Google's ChatGPT Rival Hogwarts Legacy Review Ozempic vs. Obesity Best Super Bowl Ads 2023 Honda Accord Hybrid Review OnePlus 11 Phone Review Musk's Tesla: 5 Years in Space Super Bowl: How to Watch
Want CNET to notify you of price drops and the latest stories?
No, thank you

New group seeks to block ISP cable access

A new coalition focusing on the battle for control of cable companies' high-speed Internet lines is siding with AT&T and Excite@Home.

A new coalition focusing on the battle for control of cable companies' high-speed Internet lines is siding with AT&T and Excite@Home.

Dubbed "Net Compete Now," the group is made up of think tanks, a smattering of Internet service providers (ISPs), community groups and e-commerce companies such as

The coalition joins a long list of other local and national groups taking one side or the other of the debate, many of them supported directly or indirectly by erstwhile chief combatants AT&T and America Online. AOL and other ISPs launched the so-called open access campaign several years ago, hoping to offer their own services over the cable companies' lines. However, cable companies, including AT&T, have so far managed to keep the networks closed to anyone other than their own affiliates, such as Excite@Home or Road Runner. Net Compete Now will focus specifically on blocking state legislation aimed at prying open the cable lines for use by other ISPs.

"We're trying to keep the government away from high-speed Net access," said spokesman Steven Susens. "So far the marketplace has been working, and we want to keep it that way."

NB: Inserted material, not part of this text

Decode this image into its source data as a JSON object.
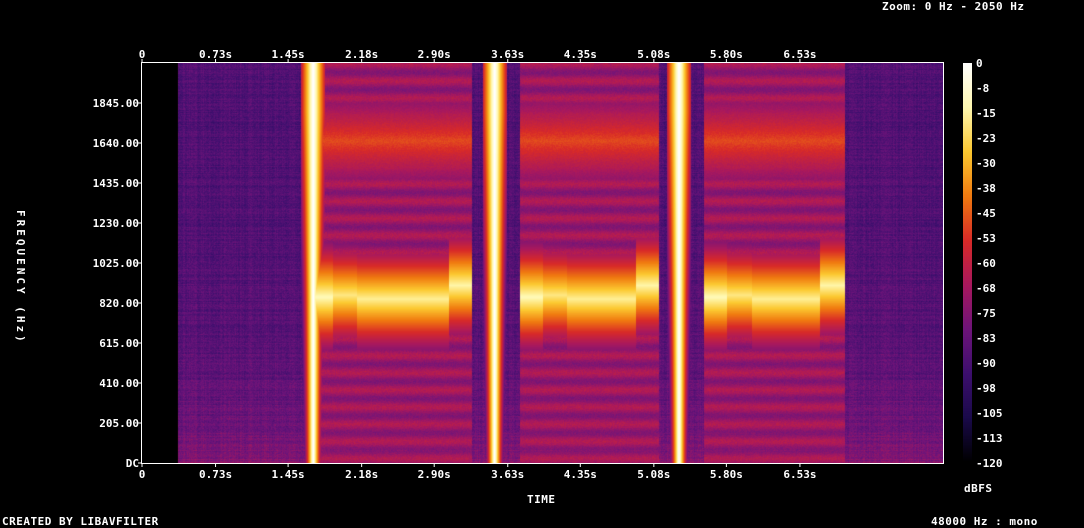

The battle over access to high-speed Internet cable lines, once crystallized by AOL's attempt to win a foothold in AT&T's cable networks, has been muddied since AOL's merger with Time Warner. That merger will give the ISP ownership of its own huge cable network, moving the company closer to AT&T's ideological camp.

AOL has backed High speed pipe dreams?away from some of its high-profile lobbying efforts at the state and local level. But it has said that it would maintain its role as open access champion, allowing other ISPs into Time Warner's cable system after that merger is complete.

While a few legislative battles on the issue are brewing around the country, advocates on both sides are most closely watching the outcome of a federal court case in Portland, Ore. In that city last year, local regulators ordered AT&T to open its cable network to other ISPs as a condition of approving its merger with Tele-Communications.

AT&T sued to overturn that judgment, and a ruling on whether local regulators had the power to make that decision is pending.

The Net Compete Now group will unveil its platform and local lobbying efforts at a Santa Clara, Calif., event tomorrow.